Work to complete: Each entry should appear in the answer exactly as written.

Provided records:
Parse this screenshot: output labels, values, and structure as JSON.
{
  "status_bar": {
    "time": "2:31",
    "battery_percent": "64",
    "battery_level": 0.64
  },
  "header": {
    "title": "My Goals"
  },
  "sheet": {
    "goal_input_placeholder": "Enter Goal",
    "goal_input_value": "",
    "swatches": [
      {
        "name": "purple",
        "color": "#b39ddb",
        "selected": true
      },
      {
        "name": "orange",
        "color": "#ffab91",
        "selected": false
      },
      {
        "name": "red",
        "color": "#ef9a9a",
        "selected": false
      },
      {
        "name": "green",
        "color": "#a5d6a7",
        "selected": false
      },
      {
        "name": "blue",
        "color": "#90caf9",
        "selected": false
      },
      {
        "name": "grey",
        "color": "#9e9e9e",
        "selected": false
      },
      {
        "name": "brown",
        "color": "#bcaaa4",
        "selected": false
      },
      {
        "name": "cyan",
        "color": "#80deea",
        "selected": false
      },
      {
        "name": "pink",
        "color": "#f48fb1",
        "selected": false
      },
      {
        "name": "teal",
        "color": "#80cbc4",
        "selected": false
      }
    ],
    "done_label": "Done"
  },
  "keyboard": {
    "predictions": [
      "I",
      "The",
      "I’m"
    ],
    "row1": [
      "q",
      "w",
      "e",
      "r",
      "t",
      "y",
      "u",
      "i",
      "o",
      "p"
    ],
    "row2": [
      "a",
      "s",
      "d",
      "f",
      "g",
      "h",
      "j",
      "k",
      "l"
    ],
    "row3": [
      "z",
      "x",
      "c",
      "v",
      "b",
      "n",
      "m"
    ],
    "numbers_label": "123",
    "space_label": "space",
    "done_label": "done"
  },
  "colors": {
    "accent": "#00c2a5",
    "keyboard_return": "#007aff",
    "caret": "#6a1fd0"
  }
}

Task response:
Parse this screenshot: output labels, values, and structure as JSON.
{
  "status_bar": {
    "time": "2:31",
    "battery_percent": "64",
    "battery_level": 0.64
  },
  "header": {
    "title": "My Goals"
  },
  "sheet": {
    "goal_input_placeholder": "Enter Goal",
    "goal_input_value": "",
    "swatches": [
      {
        "name": "purple",
        "color": "#b39ddb",
        "selected": true
      },
      {
        "name": "orange",
        "color": "#ffab91",
        "selected": false
      },
      {
        "name": "red",
        "color": "#ef9a9a",
        "selected": false
      },
      {
        "name": "green",
        "color": "#a5d6a7",
        "selected": false
      },
      {
        "name": "blue",
        "color": "#90caf9",
        "selected": false
      },
      {
        "name": "grey",
        "color": "#9e9e9e",
        "selected": false
      },
      {
        "name": "brown",
        "color": "#bcaaa4",
        "selected": false
      },
      {
        "name": "cyan",
        "color": "#80deea",
        "selected": false
      },
      {
        "name": "pink",
        "color": "#f48fb1",
        "selected": false
      },
      {
        "name": "teal",
        "color": "#80cbc4",
        "selected": false
      }
    ],
    "done_label": "Done"
  },
  "keyboard": {
    "predictions": [
      "I",
      "The",
      "I’m"
    ],
    "row1": [
      "q",
      "w",
      "e",
      "r",
      "t",
      "y",
      "u",
      "i",
      "o",
      "p"
    ],
    "row2": [
      "a",
      "s",
      "d",
      "f",
      "g",
      "h",
      "j",
      "k",
      "l"
    ],
    "row3": [
      "z",
      "x",
      "c",
      "v",
      "b",
      "n",
      "m"
    ],
    "numbers_label": "123",
    "space_label": "space",
    "done_label": "done"
  },
  "colors": {
    "accent": "#00c2a5",
    "keyboard_return": "#007aff",
    "caret": "#6a1fd0"
  }
}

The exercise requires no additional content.